As I was poking around for information on a different razor, I stumbled over the abbreviated history of the Diamond Edge Razor, as made by the Norvell-Shapleigh Hardware Co – later the Shapleight Hardware – in St Louis, Missouri, between 1910 and 1919. Described in Waits’ Compendium as a single edge hoe style razor with a closed comb guard, it apparently was offered in a number of different styles; the DE100 was silver plated in green lined box, the DE200 had red lining and gold plated tips, the DE300 had gold plated frame with gold and silver plated handle in an imitation pigskin case, while the top model – the DE400 – was all gold plated, came in a gold plated box with it’s own stropper.
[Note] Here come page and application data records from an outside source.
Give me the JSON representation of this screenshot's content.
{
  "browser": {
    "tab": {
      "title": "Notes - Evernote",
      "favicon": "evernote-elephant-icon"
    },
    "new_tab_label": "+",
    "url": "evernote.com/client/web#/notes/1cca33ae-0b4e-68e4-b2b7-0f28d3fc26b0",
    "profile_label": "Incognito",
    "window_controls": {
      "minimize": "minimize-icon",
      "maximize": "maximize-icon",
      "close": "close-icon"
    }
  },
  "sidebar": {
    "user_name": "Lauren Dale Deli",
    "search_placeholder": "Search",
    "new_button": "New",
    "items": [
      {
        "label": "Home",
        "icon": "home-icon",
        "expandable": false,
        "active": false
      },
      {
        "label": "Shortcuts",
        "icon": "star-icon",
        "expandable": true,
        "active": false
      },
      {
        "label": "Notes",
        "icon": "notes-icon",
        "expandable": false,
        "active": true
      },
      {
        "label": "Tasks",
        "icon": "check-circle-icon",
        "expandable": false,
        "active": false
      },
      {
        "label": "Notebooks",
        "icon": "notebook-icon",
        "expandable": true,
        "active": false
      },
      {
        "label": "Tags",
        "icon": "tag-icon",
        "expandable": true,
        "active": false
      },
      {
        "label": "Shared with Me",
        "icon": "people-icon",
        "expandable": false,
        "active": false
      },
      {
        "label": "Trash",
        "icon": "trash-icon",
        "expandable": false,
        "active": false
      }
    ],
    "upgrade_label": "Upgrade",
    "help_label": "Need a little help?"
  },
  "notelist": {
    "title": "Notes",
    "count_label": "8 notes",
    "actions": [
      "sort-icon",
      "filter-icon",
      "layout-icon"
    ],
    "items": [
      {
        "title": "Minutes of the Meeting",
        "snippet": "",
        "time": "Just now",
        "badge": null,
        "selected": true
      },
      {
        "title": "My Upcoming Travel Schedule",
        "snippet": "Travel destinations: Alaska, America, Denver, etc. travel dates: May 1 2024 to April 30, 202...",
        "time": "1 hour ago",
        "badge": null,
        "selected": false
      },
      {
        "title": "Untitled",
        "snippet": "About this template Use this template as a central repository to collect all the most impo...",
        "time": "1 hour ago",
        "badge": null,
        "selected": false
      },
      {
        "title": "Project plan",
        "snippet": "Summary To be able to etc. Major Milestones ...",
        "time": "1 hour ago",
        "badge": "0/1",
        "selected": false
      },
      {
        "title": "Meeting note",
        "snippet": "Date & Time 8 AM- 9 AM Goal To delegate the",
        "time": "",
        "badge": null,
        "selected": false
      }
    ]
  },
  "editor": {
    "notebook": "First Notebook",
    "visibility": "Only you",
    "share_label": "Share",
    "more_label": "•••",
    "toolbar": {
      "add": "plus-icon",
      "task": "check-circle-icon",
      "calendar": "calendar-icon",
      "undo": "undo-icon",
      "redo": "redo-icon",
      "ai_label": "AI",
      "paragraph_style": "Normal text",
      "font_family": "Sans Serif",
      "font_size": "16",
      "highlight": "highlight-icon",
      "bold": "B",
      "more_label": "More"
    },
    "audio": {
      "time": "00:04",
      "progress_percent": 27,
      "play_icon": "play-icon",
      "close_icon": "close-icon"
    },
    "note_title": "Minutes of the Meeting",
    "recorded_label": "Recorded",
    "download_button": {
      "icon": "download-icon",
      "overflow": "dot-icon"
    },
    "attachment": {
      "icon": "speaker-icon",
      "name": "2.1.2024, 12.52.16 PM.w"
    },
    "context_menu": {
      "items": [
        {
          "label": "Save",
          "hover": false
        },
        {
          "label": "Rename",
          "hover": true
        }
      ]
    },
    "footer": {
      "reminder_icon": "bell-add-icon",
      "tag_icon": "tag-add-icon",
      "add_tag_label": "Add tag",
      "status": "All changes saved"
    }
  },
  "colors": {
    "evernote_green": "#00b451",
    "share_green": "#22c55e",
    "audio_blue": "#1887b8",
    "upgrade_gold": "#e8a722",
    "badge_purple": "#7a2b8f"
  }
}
As can be guessed by the fact that you got a stropper with the high end kit, the Diamond Edge wasn’t meant to use disposable blades – rather reusable ones. All models seems to have been delivered with a holder for the blade to make them easier to strop, so even if replacement blades were available,1 it seems the idea was to buy a razor with enough blades to last practically forever.
The patent for the Diamond Edge was filed by Carl Gustav Schimkat in the beginning of 1906 – so before Gillette had emerged as the top dog in the safety razor market. The Diamond Edge was one of several fairly successful competitors to the Gillette, in what was a fairly fluid marketplace. The patent itself isn’t too earth-shattering in hindsight, like many others it aimed to
…produce a simple and inexpensive safety razor…From patent US866969A
Simple and inexpensive meant that one could tap into a large marked; people who would like to be clean shaven, but who couldn’t afford an expensive razor or frequent visits to the barber.
An interesting element of the razor was that the blade wasn’t held by the razor directly, but by a retainer (12) that helped give the blade the required rigidity – which make sense considering the design of the razor was very close to the Kampfe wedge razor design in concept if not in execution.
It seems like the success of the Gillette during and after the Great War killed off the Diamond edge… it is hard to compete with a razor all the doughboys got for free while in the service after all. Those who owned them probably used them while blades could be gotten, but today the Diamond Edge and other single edge hoe style razors seems to have been all but forgotten.. what little we can easily find and use today is vintage EverReady and GEM style razors.
1) Clark’s Blade & Razor Co, operating out of Newark, NJ, offered off-brand blades via the Sears Catalogue for a wide range of razors until at least the end of the 1920’s. Their No3 blade is advertised as fitting the Diamond Edge as well as Auto Strop, Young and other razors.